Arch foe neighbors Sudan and South Sudan signed 10 "cooperation" agreements on Thursday meant to demilitarize the tense border, re-start oil production and open a new page after decades of war and last year’s contentious split into two separate nations. Yet several of the hottest disputes were put off for later talks, signaling that one of the world’s most intractable conflicts still could flare up.
The leaders of the two nations, President Omar al Bashir of Sudan and President Salva Kiir of South Sudan, had been meeting in the capital of Addis Ababa, Ethiopia, since Sunday, trying to stave off international wrath and the threat of sanctions after blowing a United Nations deadline to reach a comprehensive end to their long-running, and sometimes bloody, dispute.
The Thursday deal paves the way for South Sudan to re-start its oil production, which must be pumped north through Sudanese pipelines for export. Amid an impasse over how much South Sudan was to pay in transit fees, Sudan began confiscating South Sudan’s oil, leading South Sudan to shut down its oil industry in January.
Last year, South Sudan exercised the right embedded in a U.S.-brokered 2005 peace deal to secede and become an independent nation after decades of civil war between the two sides.
"This is an extraordinarily important event. These are issues that have lingered since the independence of South Sudan," said Princeton Lyman, the U.S. special envoy to Sudan and South Sudan, in a phone interview.
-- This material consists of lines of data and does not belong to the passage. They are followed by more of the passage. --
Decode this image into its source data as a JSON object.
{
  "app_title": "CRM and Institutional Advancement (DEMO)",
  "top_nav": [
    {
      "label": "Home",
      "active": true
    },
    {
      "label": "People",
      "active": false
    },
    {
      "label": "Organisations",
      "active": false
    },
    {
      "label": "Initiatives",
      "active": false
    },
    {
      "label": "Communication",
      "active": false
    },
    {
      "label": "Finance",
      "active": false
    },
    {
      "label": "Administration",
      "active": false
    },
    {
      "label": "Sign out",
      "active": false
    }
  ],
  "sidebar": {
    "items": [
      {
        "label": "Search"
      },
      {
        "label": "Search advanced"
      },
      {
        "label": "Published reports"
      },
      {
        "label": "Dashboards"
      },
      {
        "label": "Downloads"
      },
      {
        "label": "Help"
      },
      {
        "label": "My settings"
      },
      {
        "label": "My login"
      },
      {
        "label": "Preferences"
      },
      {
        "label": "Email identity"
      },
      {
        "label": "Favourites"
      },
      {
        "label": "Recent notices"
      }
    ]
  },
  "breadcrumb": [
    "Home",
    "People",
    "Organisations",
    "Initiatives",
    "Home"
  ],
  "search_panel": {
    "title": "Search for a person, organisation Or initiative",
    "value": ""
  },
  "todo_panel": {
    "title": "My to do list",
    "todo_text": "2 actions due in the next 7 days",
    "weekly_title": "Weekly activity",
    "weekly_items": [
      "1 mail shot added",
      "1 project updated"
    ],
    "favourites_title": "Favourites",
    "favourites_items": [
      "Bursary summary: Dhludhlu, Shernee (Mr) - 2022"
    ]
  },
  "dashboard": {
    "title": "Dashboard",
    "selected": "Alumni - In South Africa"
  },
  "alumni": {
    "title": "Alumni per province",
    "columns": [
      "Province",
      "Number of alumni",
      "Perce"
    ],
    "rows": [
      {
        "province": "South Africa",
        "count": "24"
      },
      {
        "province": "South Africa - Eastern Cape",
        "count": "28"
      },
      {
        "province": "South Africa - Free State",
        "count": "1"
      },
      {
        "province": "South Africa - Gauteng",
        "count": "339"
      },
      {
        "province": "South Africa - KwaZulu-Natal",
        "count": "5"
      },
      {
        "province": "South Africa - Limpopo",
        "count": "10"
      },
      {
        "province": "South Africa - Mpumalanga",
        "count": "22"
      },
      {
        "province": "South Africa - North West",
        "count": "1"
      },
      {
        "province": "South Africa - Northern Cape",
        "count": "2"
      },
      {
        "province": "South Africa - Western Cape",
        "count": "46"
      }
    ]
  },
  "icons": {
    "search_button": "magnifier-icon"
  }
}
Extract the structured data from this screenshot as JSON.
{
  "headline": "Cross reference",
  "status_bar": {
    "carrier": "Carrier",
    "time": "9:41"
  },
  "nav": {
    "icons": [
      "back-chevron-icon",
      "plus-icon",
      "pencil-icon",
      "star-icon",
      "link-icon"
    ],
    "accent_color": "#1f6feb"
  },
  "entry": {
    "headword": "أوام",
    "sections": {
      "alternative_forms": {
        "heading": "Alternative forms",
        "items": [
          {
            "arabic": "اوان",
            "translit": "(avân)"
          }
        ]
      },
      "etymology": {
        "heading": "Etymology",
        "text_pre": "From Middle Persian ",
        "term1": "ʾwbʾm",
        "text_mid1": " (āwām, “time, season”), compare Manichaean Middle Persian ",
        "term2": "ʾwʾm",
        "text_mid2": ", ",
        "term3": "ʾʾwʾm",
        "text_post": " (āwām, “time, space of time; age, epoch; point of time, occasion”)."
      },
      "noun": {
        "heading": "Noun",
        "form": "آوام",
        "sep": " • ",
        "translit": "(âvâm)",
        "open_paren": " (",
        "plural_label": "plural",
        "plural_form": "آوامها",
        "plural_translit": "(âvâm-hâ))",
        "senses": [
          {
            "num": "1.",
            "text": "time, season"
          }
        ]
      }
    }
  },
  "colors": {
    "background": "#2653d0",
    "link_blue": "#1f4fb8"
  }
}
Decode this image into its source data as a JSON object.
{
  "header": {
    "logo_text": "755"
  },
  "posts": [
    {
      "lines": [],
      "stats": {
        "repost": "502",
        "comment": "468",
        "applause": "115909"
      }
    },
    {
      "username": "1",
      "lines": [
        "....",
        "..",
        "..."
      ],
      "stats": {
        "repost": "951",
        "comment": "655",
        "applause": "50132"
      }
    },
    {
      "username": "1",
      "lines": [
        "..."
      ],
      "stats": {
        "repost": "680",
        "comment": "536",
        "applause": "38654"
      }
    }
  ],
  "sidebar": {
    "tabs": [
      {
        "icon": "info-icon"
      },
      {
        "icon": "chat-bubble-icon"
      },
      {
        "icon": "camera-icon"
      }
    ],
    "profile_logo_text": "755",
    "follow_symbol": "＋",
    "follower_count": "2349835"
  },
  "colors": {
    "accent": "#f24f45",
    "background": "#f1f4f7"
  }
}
"The next step is implementation. And that takes a lot of work," he said. "I think that’s something that everybody has to keep an eye on."
Re-starting oil production will likely take four to six months, said experts, although some could begin sooner.
The oil shutdown had pushed both sides toward economic collapse, but South Sudan in particular was running out of money. By U.S. State Department projections, South Sudan was about to run out of foreign currency in the next month, at the latest.
The U.N. ratcheted up pressure for a final compromise after border fighting in April over the oil field Heglig, which South Sudan captured with the aid of Sudanese rebels before later withdrawing. Diplomats say both sides have a long history of fueling instability across the border.
The new deal activates a demilitarized zone of 10 kilometers (6.2 miles) on both sides of the border, monitored with the assistance of U.N. peacekeepers and overseen by joint committees to resolve disputes. The deal was mediated by the African Union, specifically, former South African President Thabo Mbeki. The United States and Western nations had no direct role in the talks.
Such tactics were hallmarks of the six-year interim peace period set up by the 2005 accord, where political disputes were left hanging in ineffectual technical committees. With no independent way to resolve disputes, the two parties often resorted to brinkmanship or military clashes.
Some diplomats say this time is different, because there are two sovereign states trying to sort out a permanent new way to have relations.
President Barack Obama welcomed the deal.
“The Sudanese and South Sudanese people who have suffered greatly through decades of conflict deserve the benefits of a lasting peace – a peace that can only be achieved through continued dialogue and negotiation, sustained implementation of the agreements reached to date, and steadfast work to resolve remaining issues,” Obama said in an official statement.
The 10 agreements also included deals on re-opening cross-border trade, free movement across the countries and a host of other economic and financial issues.
But the deal did not include a resolution to the disputed border district of Abyei, which was promised a referendum to decide which country to join. Sudan has refused to hold the vote unless northern seasonal cattle-herders are declared eligible to participate as well.
There also was no agreement on how to move forward on other lesser disputed areas, nor on so-called claimed areas – where one side doesn’t recognize that the area is disputed. Negotiations are expected to continue at a later date.
Perhaps the most glaring omission from the pact was that it offered no clear path to resolving the region’s most pressing crisis, where South Sudan-friendly rebels control large sections of the border, where hungry civilians bear the brunt of the renewed war. Diplomats have been pressing for Sudan to allow humanitarian access into the rebel areas, with no breakthrough.
That was starkly clear on Thursday when, as diplomats gathered in the Sheraton hotel in Addis Ababa for the signing ceremony, a Russian-made Antonov warplane flew over a weekly market in the rebel-held Nuba Mountains in Sudan and dropped six bombs, killing Hassia Karri Kuku, a 48-year old mother of seven, and wounding six others, according to Ryan Boyette, an American running the Nuba Reports news service. Indiscriminate bombing over civilian areas is a common tactic by the Sudanese government.
Lyman said that he was heading to the U.N. meetings in New York to seek international consensus on resolving the remaining issues and getting humanitarian aid into the blocked rebel areas.